The easiest way to get started writing mathematics is probably using some websites and write online. Some examples of such websites are: (Chinese 中文)

To display math inline at, we wrap code between \( and \).  To display an equation in a new line, include the code inside \( \left[ \begin{array}{c} \text{ and }   \end{array}\right] \). Most of you already know superscript and subscript like  \(a^n\) gives you \(a^n\) and \(a_n\) gives you \(a_n\). For superscripts and subscripts involves more than one characters, you need to enclose them in brackets {and }. For example \(a_{1,2}\) gives you \(a_{1,2}\).


\(\frac{b}{a}\) gives you \(\frac{b}{a}\). Also \(\frac ba\) gives you the same result. The trick is, for single characters you do not have to enclose them in the brackets { and } (not even a space in between is needed!). But for complex expressions, you have to, for example \(\frac{c^2}{a^2+b^2}\) gives you \(\frac{c^2}{a^2+b^2}\).

Square root and nth root

\(\sqrt a\) gives you \(\sqrt a\). Notice the space before a. At least one space needed. Also \(\sqrt {a}\) gives you the same result. But \(\sqrt a+b\) will not give you \(\sqrt {a+b}\), instead, displays \(\sqrt a+b\). Only the first character after \sqrt and space will be under square root sign. Instead, you have to enclose the expression \(a+b\) inside { and }: \(\sqrt {a+b}\).

The nth root like \(\sqrt[3]{a^2+b^2}\) is achieved by typing \(\sqrt[3]{a^2+b^2}\). Notice that the 3 is enclosed in square brackets.


In the previous article, you have learned how to type a matrix. Now look at this matrix, with square brackets:
\(\left[ \begin{array}{ccc} a & b & c \\\\ d & e & f \end{array}\right]\).

To see the code to generate this matrix: right-click the above equation then choose to view code. See the following pictureView Latex code MathWit tutorial

If you just post on the forums, you are done. But depends on text editors, especially for course developers, instructors, managers, you may have to escape \\ by typing \\\\ to get a single \\. Thus, sometimes you have to type \\\\\\\\ to get \\\\, which means new line in latex.

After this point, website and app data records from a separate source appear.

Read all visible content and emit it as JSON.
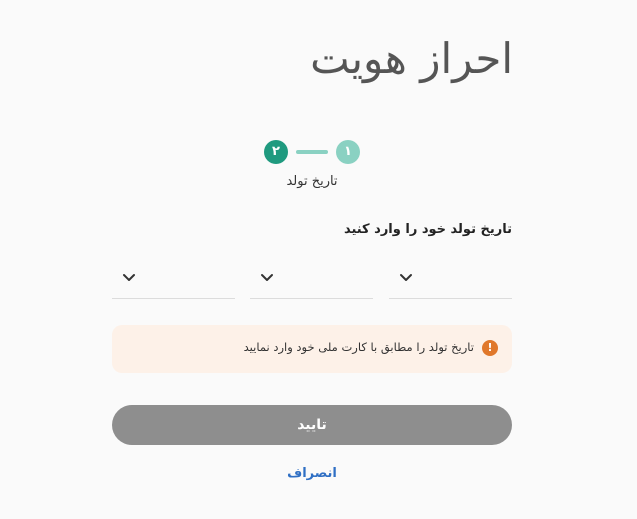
{
  "page": {
    "title": "احراز هویت"
  },
  "stepper": {
    "steps": [
      {
        "number": "۱",
        "state": "completed",
        "color": "#8ad1c2"
      },
      {
        "number": "۲",
        "state": "active",
        "color": "#1f9a7f"
      }
    ],
    "current_label": "تاریخ تولد"
  },
  "form": {
    "instruction": "تاریخ تولد خود را وارد کنید",
    "selects": {
      "day": {
        "value": "",
        "icon": "chevron-down-icon"
      },
      "month": {
        "value": "",
        "icon": "chevron-down-icon"
      },
      "year": {
        "value": "",
        "icon": "chevron-down-icon"
      }
    }
  },
  "alert": {
    "icon": "exclamation-icon",
    "icon_glyph": "!",
    "text": "تاریخ تولد را مطابق با کارت ملی خود وارد نمایید",
    "background": "#fdf1e8",
    "icon_color": "#e0782b"
  },
  "actions": {
    "confirm_label": "تایید",
    "confirm_state": "disabled",
    "cancel_label": "انصراف"
  },
  "colors": {
    "accent": "#1f9a7f",
    "accent_light": "#8ad1c2",
    "link": "#2f6fc4",
    "button_disabled": "#8e8e8e"
  }
}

\Left[ at the beginning and \Right] at the end to indicate the contents in between are to be enclosed in a resized square brackets. If you forget "\right]", your code will not be converted to math notations. 

Integrals: \int = \(\int\), \oint=\(\oint\)

\(\int f(x)dx\) gives you \(\int f(x)dx\). Another example, \(\int_a^bf(x)dx\) gives you \(\int_a^bf(x)dx\).

Last modified: Thursday, 23 November 2017, 4:41 PM